### Exercise goal
Restate the following data in its entirety, word for word and without images.

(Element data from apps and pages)
-=-=-=-=-
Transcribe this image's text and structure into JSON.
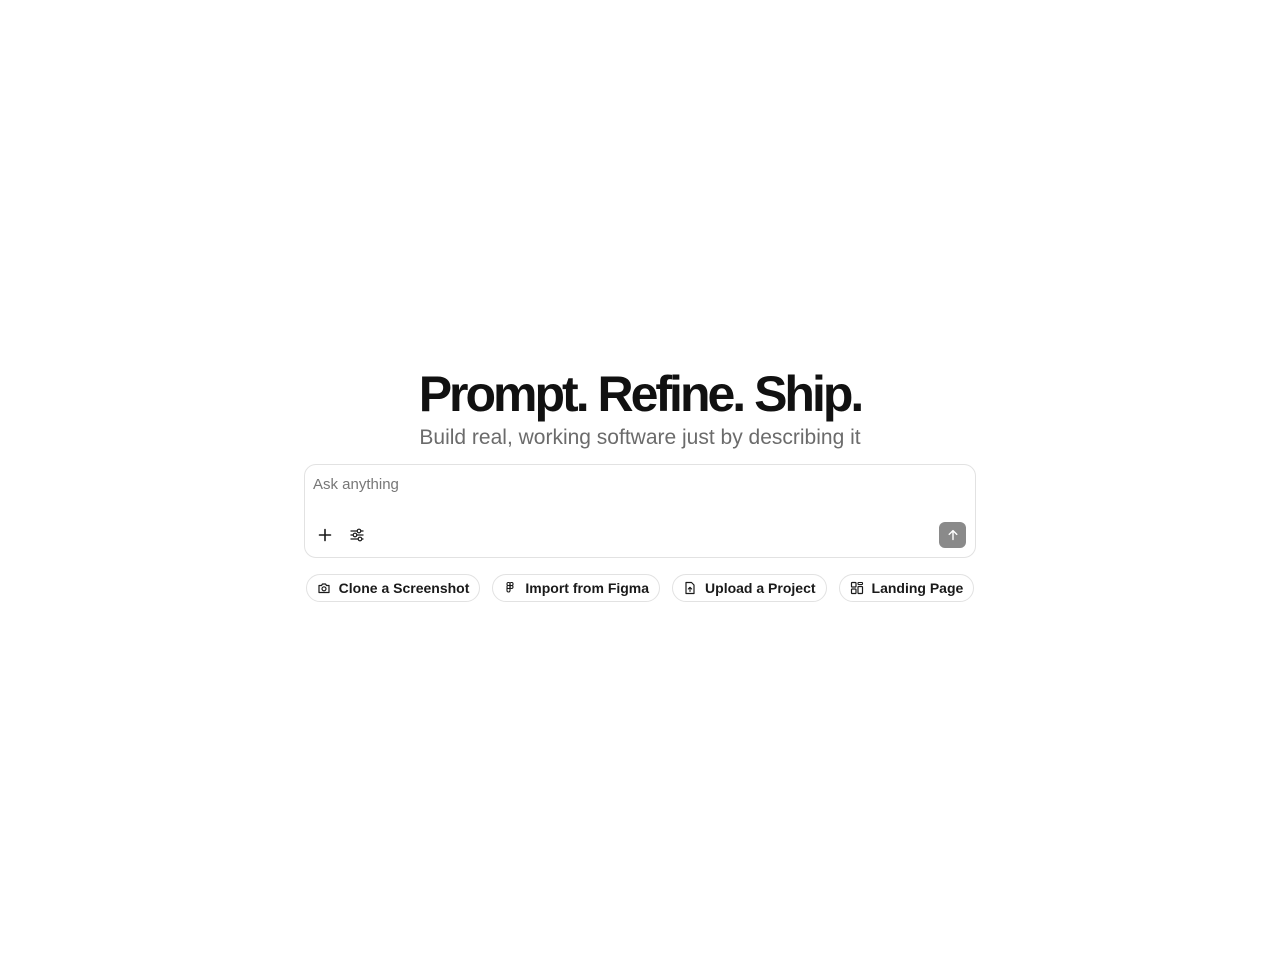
{
  "hero": {
    "headline": "Prompt. Refine. Ship.",
    "subheadline": "Build real, working software just by describing it"
  },
  "composer": {
    "placeholder": "Ask anything",
    "value": "",
    "attach_icon": "plus-icon",
    "settings_icon": "sliders-icon",
    "send_icon": "arrow-up-icon"
  },
  "suggestions": [
    {
      "label": "Clone a Screenshot",
      "icon": "camera-icon"
    },
    {
      "label": "Import from Figma",
      "icon": "figma-icon"
    },
    {
      "label": "Upload a Project",
      "icon": "file-upload-icon"
    },
    {
      "label": "Landing Page",
      "icon": "layout-grid-icon"
    }
  ],
  "colors": {
    "headline": "#111111",
    "subheadline": "#6b6b6b",
    "border": "#e2e2e2",
    "send_button": "#8a8a8a"
  }
}
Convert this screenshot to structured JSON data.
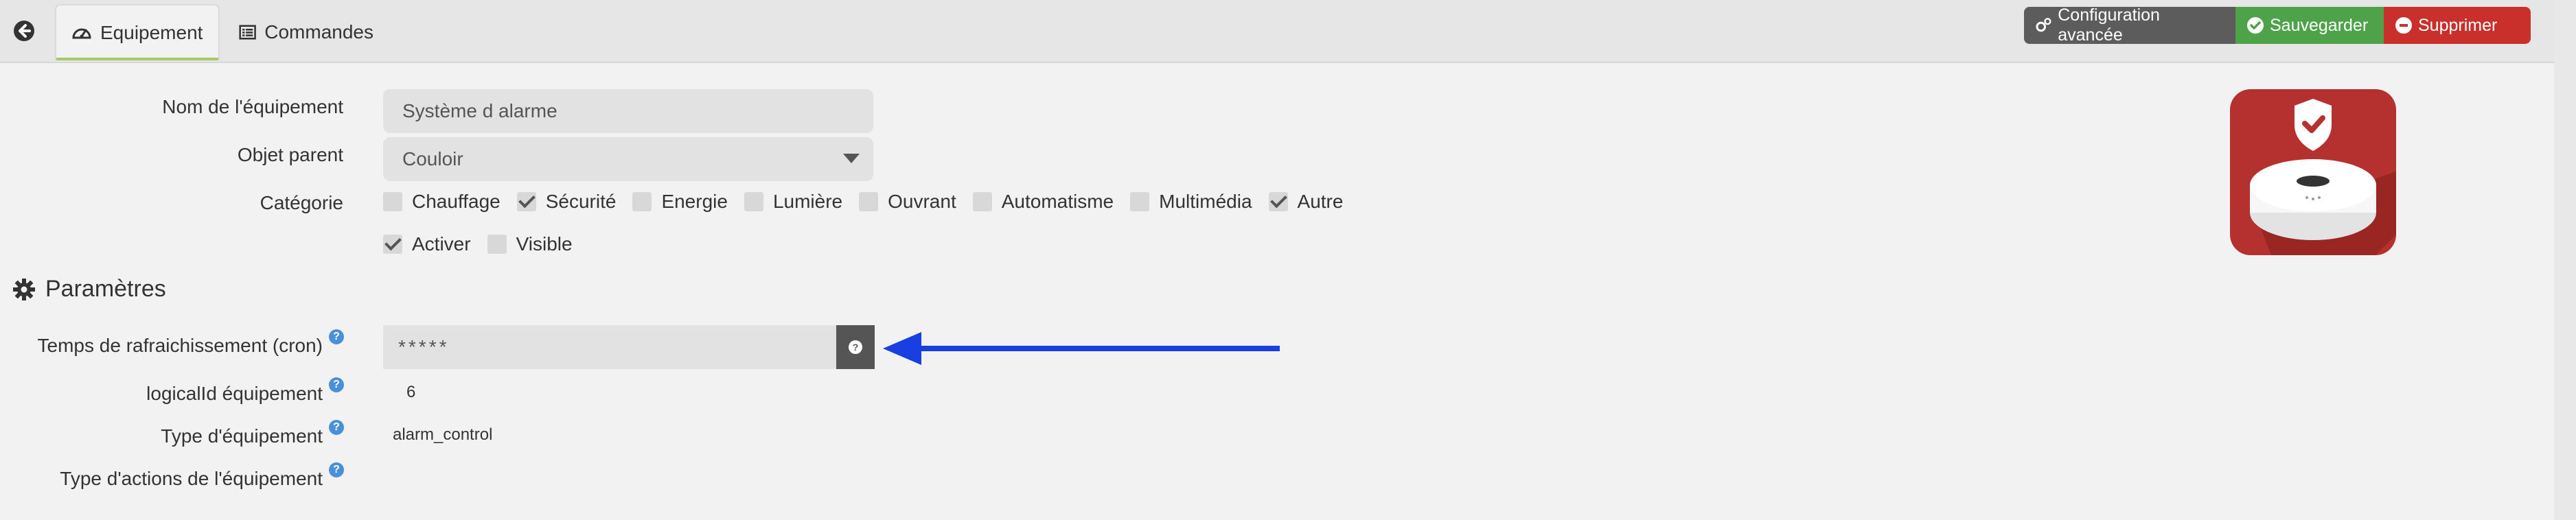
{
  "tabs": [
    {
      "label": "Equipement",
      "icon": "tachometer-icon",
      "active": true
    },
    {
      "label": "Commandes",
      "icon": "list-icon",
      "active": false
    }
  ],
  "actions": {
    "config_label": "Configuration avancée",
    "save_label": "Sauvegarder",
    "delete_label": "Supprimer"
  },
  "colors": {
    "config": "#5c5c5c",
    "save": "#4ea24a",
    "delete": "#c9302c",
    "help": "#4a90d9",
    "arrow": "#1a3fe0",
    "icon_bg": "#b5312f"
  },
  "form": {
    "name_label": "Nom de l'équipement",
    "name_value": "Système d alarme",
    "parent_label": "Objet parent",
    "parent_value": "Couloir",
    "category_label": "Catégorie",
    "categories": [
      {
        "label": "Chauffage",
        "checked": false
      },
      {
        "label": "Sécurité",
        "checked": true
      },
      {
        "label": "Energie",
        "checked": false
      },
      {
        "label": "Lumière",
        "checked": false
      },
      {
        "label": "Ouvrant",
        "checked": false
      },
      {
        "label": "Automatisme",
        "checked": false
      },
      {
        "label": "Multimédia",
        "checked": false
      },
      {
        "label": "Autre",
        "checked": true
      }
    ],
    "states": [
      {
        "label": "Activer",
        "checked": true
      },
      {
        "label": "Visible",
        "checked": false
      }
    ]
  },
  "params": {
    "title": "Paramètres",
    "cron_label": "Temps de rafraichissement (cron)",
    "cron_value": "*****",
    "logical_label": "logicalId équipement",
    "logical_value": "6",
    "type_label": "Type d'équipement",
    "type_value": "alarm_control",
    "actions_label": "Type d'actions de l'équipement",
    "help_glyph": "?"
  }
}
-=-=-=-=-
### Your solution
Transcribe this image's text and structure into JSON.
{
  "hero": {
    "headline": "Prompt. Refine. Ship.",
    "subheadline": "Build real, working software just by describing it"
  },
  "composer": {
    "placeholder": "Ask anything",
    "value": "",
    "attach_icon": "plus-icon",
    "settings_icon": "sliders-icon",
    "send_icon": "arrow-up-icon"
  },
  "suggestions": [
    {
      "label": "Clone a Screenshot",
      "icon": "camera-icon"
    },
    {
      "label": "Import from Figma",
      "icon": "figma-icon"
    },
    {
      "label": "Upload a Project",
      "icon": "file-upload-icon"
    },
    {
      "label": "Landing Page",
      "icon": "layout-grid-icon"
    }
  ],
  "colors": {
    "headline": "#111111",
    "subheadline": "#6b6b6b",
    "border": "#e2e2e2",
    "send_button": "#8a8a8a"
  }
}
Convert this screenshot to structured JSON data.
{
  "tabs": [
    {
      "label": "Equipement",
      "icon": "tachometer-icon",
      "active": true
    },
    {
      "label": "Commandes",
      "icon": "list-icon",
      "active": false
    }
  ],
  "actions": {
    "config_label": "Configuration avancée",
    "save_label": "Sauvegarder",
    "delete_label": "Supprimer"
  },
  "colors": {
    "config": "#5c5c5c",
    "save": "#4ea24a",
    "delete": "#c9302c",
    "help": "#4a90d9",
    "arrow": "#1a3fe0",
    "icon_bg": "#b5312f"
  },
  "form": {
    "name_label": "Nom de l'équipement",
    "name_value": "Système d alarme",
    "parent_label": "Objet parent",
    "parent_value": "Couloir",
    "category_label": "Catégorie",
    "categories": [
      {
        "label": "Chauffage",
        "checked": false
      },
      {
        "label": "Sécurité",
        "checked": true
      },
      {
        "label": "Energie",
        "checked": false
      },
      {
        "label": "Lumière",
        "checked": false
      },
      {
        "label": "Ouvrant",
        "checked": false
      },
      {
        "label": "Automatisme",
        "checked": false
      },
      {
        "label": "Multimédia",
        "checked": false
      },
      {
        "label": "Autre",
        "checked": true
      }
    ],
    "states": [
      {
        "label": "Activer",
        "checked": true
      },
      {
        "label": "Visible",
        "checked": false
      }
    ]
  },
  "params": {
    "title": "Paramètres",
    "cron_label": "Temps de rafraichissement (cron)",
    "cron_value": "*****",
    "logical_label": "logicalId équipement",
    "logical_value": "6",
    "type_label": "Type d'équipement",
    "type_value": "alarm_control",
    "actions_label": "Type d'actions de l'équipement",
    "help_glyph": "?"
  }
}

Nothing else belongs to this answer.